*** The input ***

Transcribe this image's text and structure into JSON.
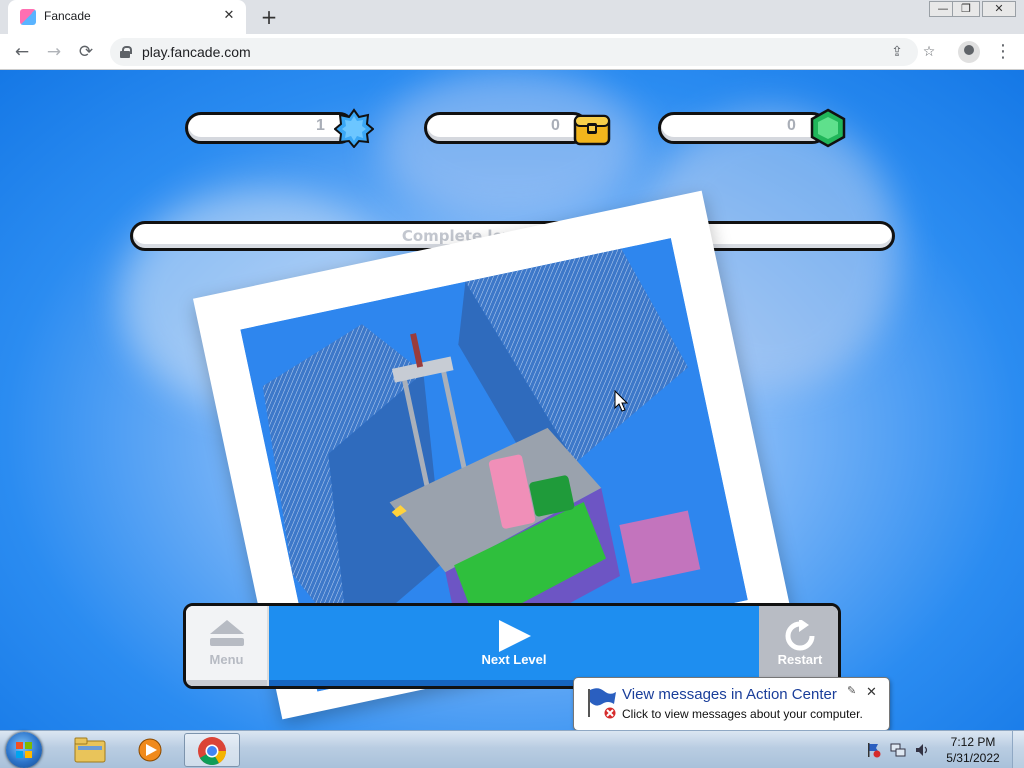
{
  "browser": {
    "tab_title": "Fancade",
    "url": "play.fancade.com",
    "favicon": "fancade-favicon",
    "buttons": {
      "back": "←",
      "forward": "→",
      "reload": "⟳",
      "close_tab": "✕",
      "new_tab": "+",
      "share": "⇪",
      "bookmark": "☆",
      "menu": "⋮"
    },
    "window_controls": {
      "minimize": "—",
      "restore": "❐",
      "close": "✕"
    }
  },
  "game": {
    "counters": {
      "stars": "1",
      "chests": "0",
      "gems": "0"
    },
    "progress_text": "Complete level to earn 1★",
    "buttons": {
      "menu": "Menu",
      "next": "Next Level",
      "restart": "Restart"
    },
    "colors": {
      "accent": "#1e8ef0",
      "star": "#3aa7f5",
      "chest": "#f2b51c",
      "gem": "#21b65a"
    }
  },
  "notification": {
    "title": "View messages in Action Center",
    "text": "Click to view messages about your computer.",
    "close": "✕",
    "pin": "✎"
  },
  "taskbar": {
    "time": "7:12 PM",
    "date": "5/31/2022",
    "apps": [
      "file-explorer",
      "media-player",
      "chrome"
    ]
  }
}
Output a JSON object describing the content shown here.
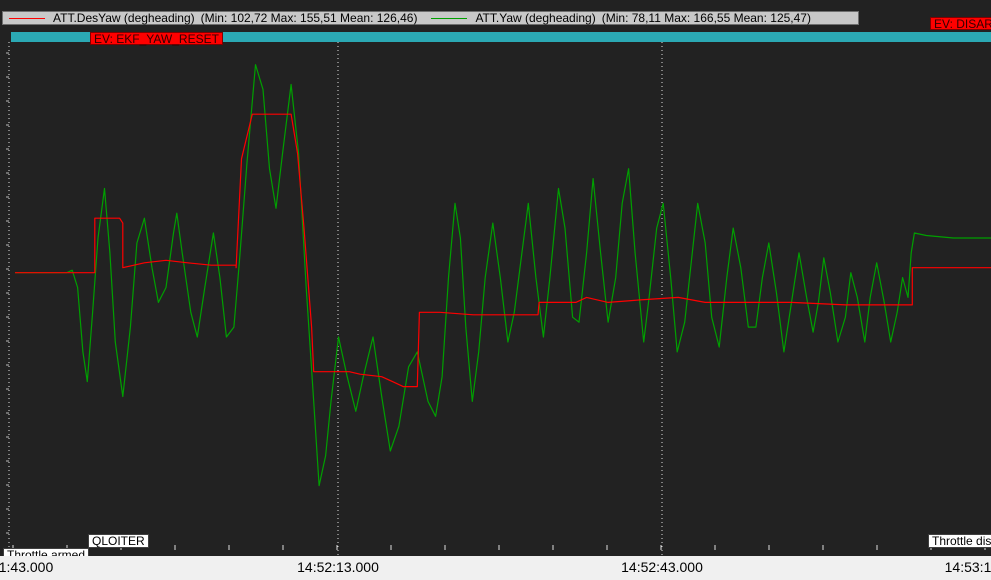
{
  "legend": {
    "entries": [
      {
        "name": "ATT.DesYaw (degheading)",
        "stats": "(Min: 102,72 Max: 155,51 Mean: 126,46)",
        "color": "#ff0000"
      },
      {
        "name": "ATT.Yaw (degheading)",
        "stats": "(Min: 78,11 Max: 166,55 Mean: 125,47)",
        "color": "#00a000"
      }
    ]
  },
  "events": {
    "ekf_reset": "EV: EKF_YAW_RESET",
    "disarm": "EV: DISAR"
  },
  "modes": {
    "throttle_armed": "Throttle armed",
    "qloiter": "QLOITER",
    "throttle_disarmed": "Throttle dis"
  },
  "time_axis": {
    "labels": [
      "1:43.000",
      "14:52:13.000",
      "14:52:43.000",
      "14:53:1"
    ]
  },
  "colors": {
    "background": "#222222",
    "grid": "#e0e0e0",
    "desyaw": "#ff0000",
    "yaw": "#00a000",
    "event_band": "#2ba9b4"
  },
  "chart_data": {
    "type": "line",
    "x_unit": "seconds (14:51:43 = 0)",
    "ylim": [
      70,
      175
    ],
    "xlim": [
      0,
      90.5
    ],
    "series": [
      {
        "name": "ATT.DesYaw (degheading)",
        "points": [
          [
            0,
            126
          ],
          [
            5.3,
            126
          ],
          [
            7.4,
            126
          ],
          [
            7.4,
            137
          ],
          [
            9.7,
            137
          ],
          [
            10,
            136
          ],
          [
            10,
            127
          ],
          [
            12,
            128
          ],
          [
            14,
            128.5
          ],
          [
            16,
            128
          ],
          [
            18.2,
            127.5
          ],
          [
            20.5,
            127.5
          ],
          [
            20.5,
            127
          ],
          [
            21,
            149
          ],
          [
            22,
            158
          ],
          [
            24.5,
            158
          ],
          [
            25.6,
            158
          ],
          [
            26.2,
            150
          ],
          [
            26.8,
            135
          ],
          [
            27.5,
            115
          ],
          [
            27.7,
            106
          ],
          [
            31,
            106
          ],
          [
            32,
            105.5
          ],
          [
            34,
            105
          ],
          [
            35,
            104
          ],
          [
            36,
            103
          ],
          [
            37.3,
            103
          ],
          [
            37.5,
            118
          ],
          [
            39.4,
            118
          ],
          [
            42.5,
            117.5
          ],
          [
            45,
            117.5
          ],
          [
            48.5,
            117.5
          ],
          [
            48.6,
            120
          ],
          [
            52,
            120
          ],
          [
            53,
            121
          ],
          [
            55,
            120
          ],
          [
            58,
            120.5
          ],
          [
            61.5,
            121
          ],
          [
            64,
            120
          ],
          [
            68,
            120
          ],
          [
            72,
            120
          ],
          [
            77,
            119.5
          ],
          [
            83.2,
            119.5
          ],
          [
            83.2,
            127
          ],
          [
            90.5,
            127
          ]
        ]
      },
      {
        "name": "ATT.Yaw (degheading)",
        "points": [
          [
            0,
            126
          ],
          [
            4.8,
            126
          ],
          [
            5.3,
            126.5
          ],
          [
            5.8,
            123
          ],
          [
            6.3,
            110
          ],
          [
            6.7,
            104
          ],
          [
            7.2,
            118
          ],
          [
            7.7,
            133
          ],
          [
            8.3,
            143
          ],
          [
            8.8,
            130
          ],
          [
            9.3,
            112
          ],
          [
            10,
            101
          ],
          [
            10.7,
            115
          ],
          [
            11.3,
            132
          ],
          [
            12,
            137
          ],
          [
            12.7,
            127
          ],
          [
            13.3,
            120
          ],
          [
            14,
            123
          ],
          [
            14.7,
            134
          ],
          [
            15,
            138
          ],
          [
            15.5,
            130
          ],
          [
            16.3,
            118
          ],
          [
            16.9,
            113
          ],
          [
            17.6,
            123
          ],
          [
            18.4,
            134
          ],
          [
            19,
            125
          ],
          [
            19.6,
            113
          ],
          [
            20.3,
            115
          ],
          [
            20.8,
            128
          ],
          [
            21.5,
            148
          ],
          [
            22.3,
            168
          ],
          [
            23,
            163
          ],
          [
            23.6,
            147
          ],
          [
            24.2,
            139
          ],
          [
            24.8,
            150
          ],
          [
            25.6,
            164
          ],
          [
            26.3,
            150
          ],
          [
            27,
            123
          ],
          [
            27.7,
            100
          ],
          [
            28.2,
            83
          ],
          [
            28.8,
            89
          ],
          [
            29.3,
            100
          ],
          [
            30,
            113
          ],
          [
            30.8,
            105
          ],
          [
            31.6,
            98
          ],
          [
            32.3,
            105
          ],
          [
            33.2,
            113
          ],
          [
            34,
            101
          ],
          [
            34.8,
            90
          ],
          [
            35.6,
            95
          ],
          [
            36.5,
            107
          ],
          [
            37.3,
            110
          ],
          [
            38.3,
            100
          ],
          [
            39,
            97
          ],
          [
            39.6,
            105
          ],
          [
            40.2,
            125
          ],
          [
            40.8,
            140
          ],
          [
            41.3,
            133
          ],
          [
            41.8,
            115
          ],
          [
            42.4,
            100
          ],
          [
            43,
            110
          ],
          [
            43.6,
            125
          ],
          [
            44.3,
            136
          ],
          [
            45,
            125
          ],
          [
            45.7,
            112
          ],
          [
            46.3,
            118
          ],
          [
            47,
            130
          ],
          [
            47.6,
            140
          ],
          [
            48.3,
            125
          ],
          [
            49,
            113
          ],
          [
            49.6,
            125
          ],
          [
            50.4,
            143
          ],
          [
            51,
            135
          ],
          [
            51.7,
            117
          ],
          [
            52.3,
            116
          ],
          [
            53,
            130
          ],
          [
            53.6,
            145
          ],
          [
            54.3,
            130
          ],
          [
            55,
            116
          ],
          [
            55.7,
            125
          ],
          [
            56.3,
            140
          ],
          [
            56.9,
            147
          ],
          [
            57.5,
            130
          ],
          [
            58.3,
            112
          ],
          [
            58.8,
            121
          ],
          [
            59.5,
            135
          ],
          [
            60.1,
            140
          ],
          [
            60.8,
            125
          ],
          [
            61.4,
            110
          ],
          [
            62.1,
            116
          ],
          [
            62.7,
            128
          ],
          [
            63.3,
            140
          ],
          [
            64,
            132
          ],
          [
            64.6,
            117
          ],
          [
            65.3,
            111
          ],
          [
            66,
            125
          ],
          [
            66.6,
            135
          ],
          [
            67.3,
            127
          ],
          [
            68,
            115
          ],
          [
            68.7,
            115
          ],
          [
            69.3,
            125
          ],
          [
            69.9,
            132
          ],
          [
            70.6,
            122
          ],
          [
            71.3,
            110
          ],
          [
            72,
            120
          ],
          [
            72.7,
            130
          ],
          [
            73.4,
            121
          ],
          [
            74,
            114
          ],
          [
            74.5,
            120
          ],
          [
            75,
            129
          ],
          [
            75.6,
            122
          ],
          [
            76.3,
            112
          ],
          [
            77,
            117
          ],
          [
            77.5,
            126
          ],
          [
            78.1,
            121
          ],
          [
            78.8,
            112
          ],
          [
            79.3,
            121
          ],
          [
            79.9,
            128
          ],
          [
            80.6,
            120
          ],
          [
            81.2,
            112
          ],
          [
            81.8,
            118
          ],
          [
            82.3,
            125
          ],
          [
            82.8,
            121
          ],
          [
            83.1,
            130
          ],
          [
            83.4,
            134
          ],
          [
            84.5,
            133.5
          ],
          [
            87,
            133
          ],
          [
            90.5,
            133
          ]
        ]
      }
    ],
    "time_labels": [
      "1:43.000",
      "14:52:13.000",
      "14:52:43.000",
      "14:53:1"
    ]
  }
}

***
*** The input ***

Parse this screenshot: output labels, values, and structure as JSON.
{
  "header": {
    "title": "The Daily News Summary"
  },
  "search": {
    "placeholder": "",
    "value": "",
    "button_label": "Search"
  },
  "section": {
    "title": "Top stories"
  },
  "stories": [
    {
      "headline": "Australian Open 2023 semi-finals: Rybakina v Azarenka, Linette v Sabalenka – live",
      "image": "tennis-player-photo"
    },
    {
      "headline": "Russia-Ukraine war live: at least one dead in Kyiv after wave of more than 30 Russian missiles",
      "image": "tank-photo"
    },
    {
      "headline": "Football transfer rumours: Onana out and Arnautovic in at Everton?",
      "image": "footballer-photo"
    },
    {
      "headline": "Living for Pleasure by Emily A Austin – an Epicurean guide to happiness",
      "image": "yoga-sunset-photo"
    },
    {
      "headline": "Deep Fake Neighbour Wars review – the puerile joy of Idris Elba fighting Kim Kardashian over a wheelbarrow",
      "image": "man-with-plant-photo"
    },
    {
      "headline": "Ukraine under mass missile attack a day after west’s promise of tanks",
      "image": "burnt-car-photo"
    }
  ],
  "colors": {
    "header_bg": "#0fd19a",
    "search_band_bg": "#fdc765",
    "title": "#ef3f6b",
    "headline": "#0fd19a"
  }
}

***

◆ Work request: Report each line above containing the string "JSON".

◆ Problem solution:
Transcribe this image's text and structure into JSON.
Output a JSON object describing the content shown here.
Parse this screenshot: output labels, values, and structure as JSON.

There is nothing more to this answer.